In a 1998 State of the Debate Report, the National Round Table on the Environment and the Economy defined brownfields as follows:
Brownfield sites are abandoned or under-used properties where past actions have caused real or suspected environmental contamination. Although they are classified as a subset of contaminated sites, these sites exhibit good potential for other uses and usually provide economically viable business opportunities. They are mainly located in established urban areas, where existing municipal services are readily available, or along transportation corridors. They may include, but are not limited to: decommissioned refineries, railway yards, dilapidated warehouses, abandoned gas stations, former dry cleaners, and other commercial properties where toxic substances may have been stored or used.26

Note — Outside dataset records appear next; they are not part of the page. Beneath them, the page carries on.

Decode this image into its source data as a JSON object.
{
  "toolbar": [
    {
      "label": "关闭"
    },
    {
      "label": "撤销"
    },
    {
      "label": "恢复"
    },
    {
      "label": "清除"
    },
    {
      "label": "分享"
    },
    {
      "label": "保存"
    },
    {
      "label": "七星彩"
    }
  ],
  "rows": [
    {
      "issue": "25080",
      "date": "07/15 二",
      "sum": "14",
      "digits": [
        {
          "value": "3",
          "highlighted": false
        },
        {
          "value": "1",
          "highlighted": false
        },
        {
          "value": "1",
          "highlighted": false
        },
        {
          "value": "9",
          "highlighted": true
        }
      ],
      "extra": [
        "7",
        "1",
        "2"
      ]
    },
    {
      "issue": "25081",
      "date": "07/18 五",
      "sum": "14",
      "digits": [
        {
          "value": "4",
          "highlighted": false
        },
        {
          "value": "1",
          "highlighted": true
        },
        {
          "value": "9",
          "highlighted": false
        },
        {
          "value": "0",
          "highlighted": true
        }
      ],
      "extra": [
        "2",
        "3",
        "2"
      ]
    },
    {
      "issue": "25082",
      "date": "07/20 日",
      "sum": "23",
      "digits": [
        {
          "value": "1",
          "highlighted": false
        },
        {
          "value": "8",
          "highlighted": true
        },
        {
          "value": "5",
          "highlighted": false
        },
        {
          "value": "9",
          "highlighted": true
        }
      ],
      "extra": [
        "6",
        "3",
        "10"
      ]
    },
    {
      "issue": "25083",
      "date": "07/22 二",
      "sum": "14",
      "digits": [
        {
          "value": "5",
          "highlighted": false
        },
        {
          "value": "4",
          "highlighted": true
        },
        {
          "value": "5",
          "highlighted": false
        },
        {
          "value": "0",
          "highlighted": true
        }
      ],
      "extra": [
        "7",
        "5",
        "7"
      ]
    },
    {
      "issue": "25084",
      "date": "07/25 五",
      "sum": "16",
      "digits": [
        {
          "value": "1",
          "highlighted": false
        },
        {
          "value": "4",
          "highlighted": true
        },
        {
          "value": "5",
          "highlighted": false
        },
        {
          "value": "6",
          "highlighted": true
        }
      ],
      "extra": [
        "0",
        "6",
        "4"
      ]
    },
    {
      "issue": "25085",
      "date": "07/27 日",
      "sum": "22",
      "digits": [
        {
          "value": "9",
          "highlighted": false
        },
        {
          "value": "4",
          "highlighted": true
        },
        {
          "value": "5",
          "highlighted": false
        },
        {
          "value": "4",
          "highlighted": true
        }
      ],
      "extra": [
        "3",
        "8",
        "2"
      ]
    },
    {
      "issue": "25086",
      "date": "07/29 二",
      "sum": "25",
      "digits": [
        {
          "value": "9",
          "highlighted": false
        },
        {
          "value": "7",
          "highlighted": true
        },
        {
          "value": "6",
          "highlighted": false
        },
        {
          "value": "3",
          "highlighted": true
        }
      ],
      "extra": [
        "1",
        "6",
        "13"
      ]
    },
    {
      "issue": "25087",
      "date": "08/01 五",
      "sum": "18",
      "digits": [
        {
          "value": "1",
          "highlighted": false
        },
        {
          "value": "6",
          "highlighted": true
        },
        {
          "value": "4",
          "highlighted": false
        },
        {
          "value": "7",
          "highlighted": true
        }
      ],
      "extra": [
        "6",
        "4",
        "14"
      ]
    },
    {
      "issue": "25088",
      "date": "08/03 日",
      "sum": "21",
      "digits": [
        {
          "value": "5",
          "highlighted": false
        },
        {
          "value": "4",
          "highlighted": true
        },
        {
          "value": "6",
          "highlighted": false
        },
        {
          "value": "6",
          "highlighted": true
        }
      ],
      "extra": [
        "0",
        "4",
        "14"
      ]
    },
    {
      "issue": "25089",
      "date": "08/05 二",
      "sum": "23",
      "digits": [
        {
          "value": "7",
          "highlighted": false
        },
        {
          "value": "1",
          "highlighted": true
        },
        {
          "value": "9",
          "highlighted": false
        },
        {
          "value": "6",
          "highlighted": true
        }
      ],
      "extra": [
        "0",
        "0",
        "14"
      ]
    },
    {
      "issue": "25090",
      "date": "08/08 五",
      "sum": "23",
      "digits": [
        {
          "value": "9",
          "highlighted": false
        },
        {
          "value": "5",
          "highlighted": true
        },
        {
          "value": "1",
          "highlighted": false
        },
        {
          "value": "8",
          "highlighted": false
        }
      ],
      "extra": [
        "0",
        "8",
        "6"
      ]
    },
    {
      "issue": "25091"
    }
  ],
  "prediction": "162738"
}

Brownfields are not just an issue for old industrial areas. New contamination is still being created, for example, by leaking petroleum product storage tanks, domestic uses of solvents, paint strippers and other chemicals, and farm disposal of fertilizers, lubricants, and pesticides. Conventional uses of agricultural chemicals such as pesticides, spreading of biosolids such as paper waste, and spray irrigation of domestic or industrial sewage can all exceed Ministry of the Environment criteria. Roads also often have measurable impacts on nearby lands.
Current damaging, but legal, activities, such as soil conditioning and the use of pesticides, may create future brownfields as the detection limits for contaminants improve and evidence of harm increases. As an example, the developing science of endocrine disruptors could force regulatory tolerances for pesticides to be set at unprecedentedly low levels. Future regulatory criteria may also be set for other widely used chemicals that are not currently regulated in soil or groundwater, such as pharmaceuticals, plasticizers, and phthalates (a component of plastic).
Even supposed "greenfields" may contain undiscovered contamination from past or present deposition of air contaminants, from farm activities or from waste disposal. There are many cases in which contaminated fill, chemical agricultural wastes, and industrial wastes have been dumped on or buried in innocuous-looking rural lands.